ffs Apple. (Via Tony Finch)
A good reference URL to cut-and-paste when “scanning internet traffic for terrorist plots” rears its head:
This unrealistically accurate system will generate 1 billion false alarms for every real terrorist plot it uncovers. Every day of every year, the police will have to investigate 27 million potential plots in order to find the one real terrorist plot per month. Raise that false-positive accuracy to an absurd 99.9999 percent and you’re still chasing 2,750 false alarms per day — but that will inevitably raise your false negatives, and you’re going to miss some of those 10 real plots.Also, Ben Goldacre saying the same thing: http://www.badscience.net/2009/02/datamining-would-be-lovely-if-it-worked/
The Prime Minister said today that he would stop the use of methods of communication that cannot be read by the security services even if they have a warrant. He said: “In our country, do we want to allow a means of communication between people which […] we cannot read?” He made the connection between encrypted communications tools and letters and phone conversations, both of which can be read by security services in extreme situations and with a warrant from the home secretary.Is this key escrow for the UK?
this is a great shopping list ;)
Lots and lots of good detail into the Spotify C* setup (via Bill de hOra)
The report’s revelations, based on a survey of nearly 800 writers worldwide, are alarming. Concern about surveillance is now nearly as high among writers living in democracies (75%) as among those living in non-democracies (80%). The levels of self-censorship reported by writers living in democratic countries are approaching the levels reported by writers living in authoritarian or semi-democratic countries.

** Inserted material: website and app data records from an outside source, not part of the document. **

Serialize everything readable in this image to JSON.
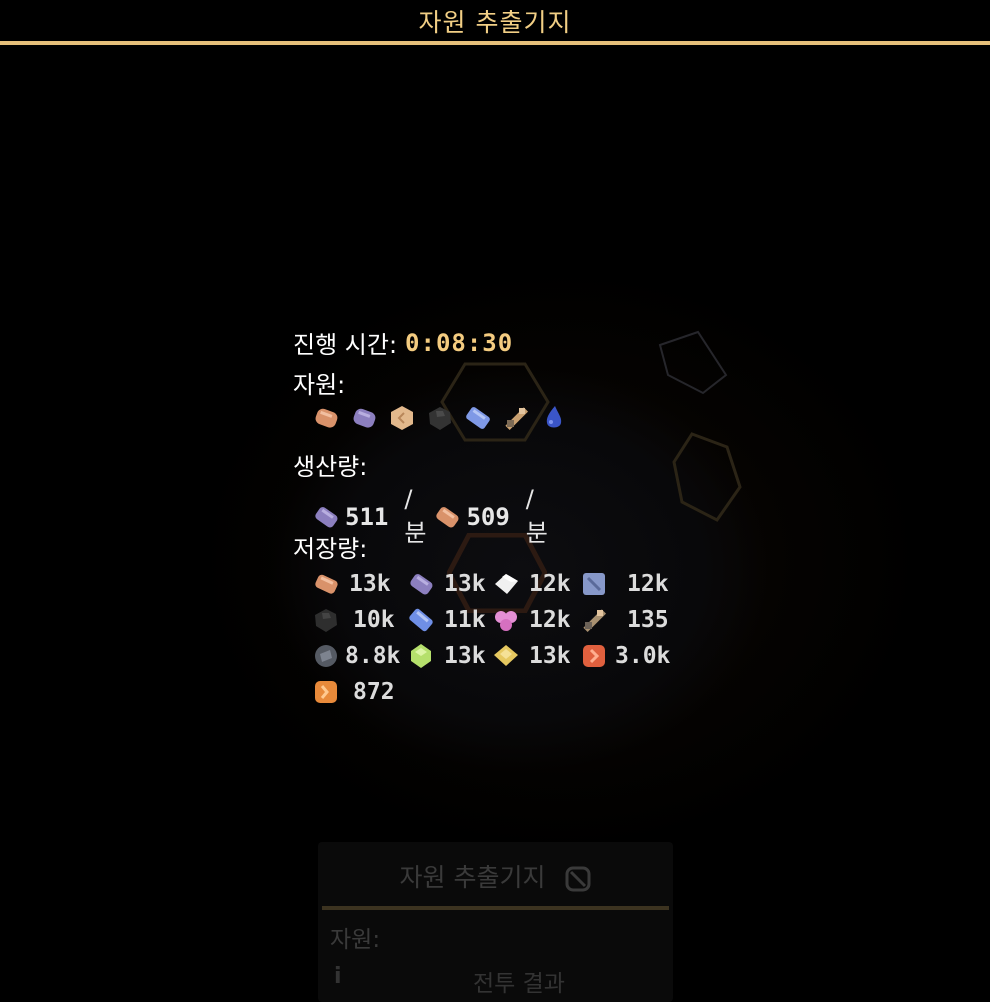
{
  "title": "자원 추출기지",
  "info": {
    "elapsed_label": "진행 시간:",
    "elapsed_value": "0:08:30",
    "resources_label": "자원:",
    "production_label": "생산량:",
    "storage_label": "저장량:"
  },
  "resources": [
    {
      "icon": "copper-ore-icon",
      "color": "#d9926a"
    },
    {
      "icon": "lead-ore-icon",
      "color": "#8c7fbf"
    },
    {
      "icon": "sand-icon",
      "color": "#e2b88c"
    },
    {
      "icon": "coal-icon",
      "color": "#333333"
    },
    {
      "icon": "titanium-icon",
      "color": "#7f99e6"
    },
    {
      "icon": "scrap-icon",
      "color": "#c9a070"
    },
    {
      "icon": "water-icon",
      "color": "#3a55c8"
    }
  ],
  "production": [
    {
      "icon": "lead-icon",
      "value": "511",
      "unit": "/분"
    },
    {
      "icon": "copper-icon",
      "value": "509",
      "unit": "/분"
    }
  ],
  "storage": [
    {
      "icon": "copper-icon",
      "value": "13k"
    },
    {
      "icon": "lead-icon",
      "value": "13k"
    },
    {
      "icon": "metaglass-icon",
      "value": "12k"
    },
    {
      "icon": "graphite-icon",
      "value": "12k"
    },
    {
      "icon": "coal-icon",
      "value": "10k"
    },
    {
      "icon": "titanium-icon",
      "value": "11k"
    },
    {
      "icon": "spore-pod-icon",
      "value": "12k"
    },
    {
      "icon": "scrap-icon",
      "value": "135"
    },
    {
      "icon": "silicon-icon",
      "value": "8.8k"
    },
    {
      "icon": "phase-fabric-icon",
      "value": "13k"
    },
    {
      "icon": "plastanium-icon",
      "value": "13k"
    },
    {
      "icon": "surge-alloy-icon",
      "value": "3.0k"
    },
    {
      "icon": "blast-compound-icon",
      "value": "872"
    }
  ],
  "ghost_panel": {
    "title": "자원 추출기지",
    "resources_label": "자원:",
    "result_label": "전투 결과",
    "info_glyph": "i"
  }
}
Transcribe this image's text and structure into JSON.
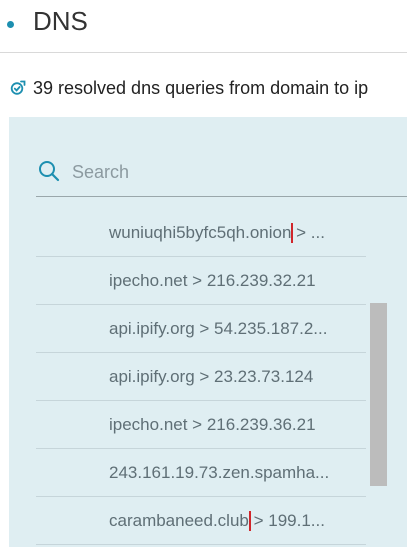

the urgency of repealing the Irish blasphemy legislation cannot now be overstated. The same cartoons that saw their authors murdered for blasphemy recently, would see Irish authors hauled before our courts. The same nations that execute their citizens for blasphemy, wish to promote the wording of the Irish blasphemy legislation through the UN, in order to expand such provisions to more countries. Ireland is the only European country to recently introduce a new blasphemy law. Following the horrific recent events in Paris, let us be the next country to repeal our blasphemy laws.
If you haven’t heard about it, it is a compulsory database of the personal information of children, including PPS numbers, ethnicity, race and language skills, to be held for decades and shared across State agencies.
What if Silicon Valley had emerged from a racially integrated community? Would the technology industry be different? Would we? And what can the technology industry do now to avoid repeating the mistakes of the past?Amazing article — this is the best thing I’ve ever read on TechCrunch: the political history of race in Silicon Valley and East Palo Alto.
All of our assets loaded via the CDN [to our client in Australia] in just under 5 seconds. It only took ~2.7s to get those same assets to our friends down under with SPDY. The performance with no CDN blew the CDN performance out of the water. It is just no comparison. In our case, it really seems that the advantages of SPDY greatly outweigh that of a CDN when it comes to speed.